A Starter Sport
While you don’t have to cover the same distances as tennis in order to track down your opponent’s shots, pickleball is still a fast-paced game that can deliver a great cardio workout.
Jesse Gates, a middle school phys-ed teacher in Camden, South Carolina has been teaching the sport for a few years now and finds kids tend to pick up the game faster than they do tennis.
“The dimensions of the courts are smaller so it’s a lot more fun and they don’t spend as much time chasing the pickleball around as much they do a tennis ball. The name draws them in too, kids love the name ‘pickleball.’”
Gates attributes the popularity boom to the game’s shallow learning curve and instant gratification factor. Many people gravitate toward sports they can feel successful at right off the bat and Pickleball fits that bill to a tee.
Tucker Meyer, 17, works weekends as a caddy at Champions Retreat golf just outside of Augusta Georgia and took up pickleball last year. Developing a modicum of skills in a hurry proved a big part of the appeal.
“It’s easier to learn and a lot easier to play than tennis—you don’t have to run around as much. It’s fun and less physical activity,” he admits. Meyer estimates it took him a solid three months of practicing for an hour or two every day to get really good, to the point where he has the degree of confidence he can hold is own against any opponent he squares off against at his high school.
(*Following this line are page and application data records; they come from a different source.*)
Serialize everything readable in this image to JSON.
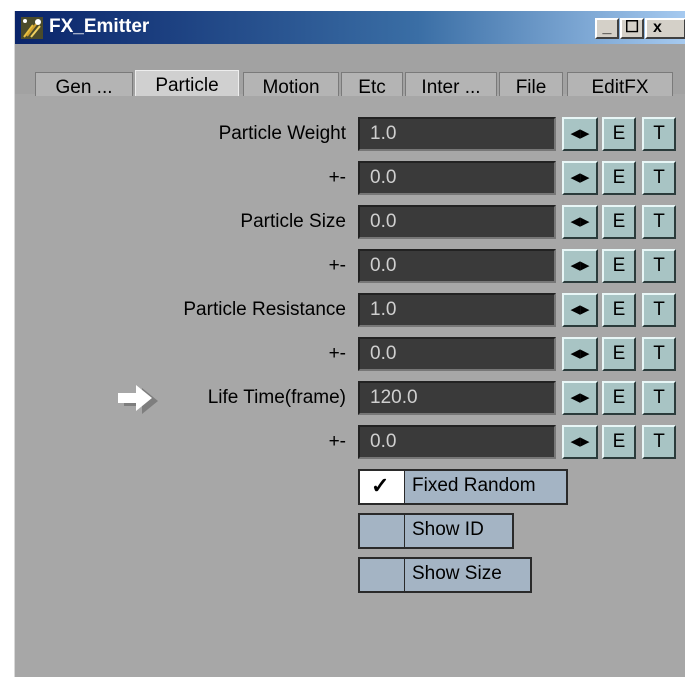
{
  "window": {
    "title": "FX_Emitter",
    "minimize_label": "_",
    "maximize_label": "☐",
    "close_label": "x"
  },
  "tabs": [
    {
      "label": "Gen ..."
    },
    {
      "label": "Particle"
    },
    {
      "label": "Motion"
    },
    {
      "label": "Etc"
    },
    {
      "label": "Inter ..."
    },
    {
      "label": "File"
    },
    {
      "label": "EditFX"
    }
  ],
  "active_tab": "Particle",
  "rows": [
    {
      "label": "Particle Weight",
      "value": "1.0"
    },
    {
      "label": "+-",
      "value": "0.0"
    },
    {
      "label": "Particle Size",
      "value": "0.0"
    },
    {
      "label": "+-",
      "value": "0.0"
    },
    {
      "label": "Particle Resistance",
      "value": "1.0"
    },
    {
      "label": "+-",
      "value": "0.0"
    },
    {
      "label": "Life Time(frame)",
      "value": "120.0"
    },
    {
      "label": "+-",
      "value": "0.0"
    }
  ],
  "row_buttons": {
    "slider": "◂▸",
    "envelope": "E",
    "texture": "T"
  },
  "checkboxes": [
    {
      "label": "Fixed Random",
      "checked": true,
      "check_glyph": "✓"
    },
    {
      "label": "Show ID",
      "checked": false
    },
    {
      "label": "Show Size",
      "checked": false
    }
  ],
  "icons": {
    "app": "sprinkler-icon",
    "pointer": "right-arrow-icon"
  },
  "colors": {
    "title_gradient_start": "#0a246a",
    "panel_bg": "#a7a7a7",
    "field_bg": "#3a3a3a",
    "button_bg": "#a8c4c4",
    "checkbox_bg": "#a4b4c4"
  }
}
Anna Copley co-runs Pickleball Central, a sporting goods store, along with a half dozen other pickleball related websites with her husband. According to Copely sales have been roaring from the start with top line revenues jumping 40-50 percent every year since they opened up shop eleven years ago. They ship product all over the world and this past April opened up a new brick and mortar pro-shop in Kent, Washington, part of a 20,000 square foot indoor facility that includes four rent-by-the-hour courts. She views pickleball’s current growth spurt as a continuation of the snowball effect that began back in 1965 on Bainsbridge Island.
“It’s just taken fifty years for it to permeate from one person’s backyard to more people’s backyards,” she said. “And then to schools and resort communities in the sunbelt and folks [who discovered it there] taking the sport back to their homes in the Midwest in Minnesota and Wisconsin and Michigan.’
In other words, it’s taken just a bit longer to brine.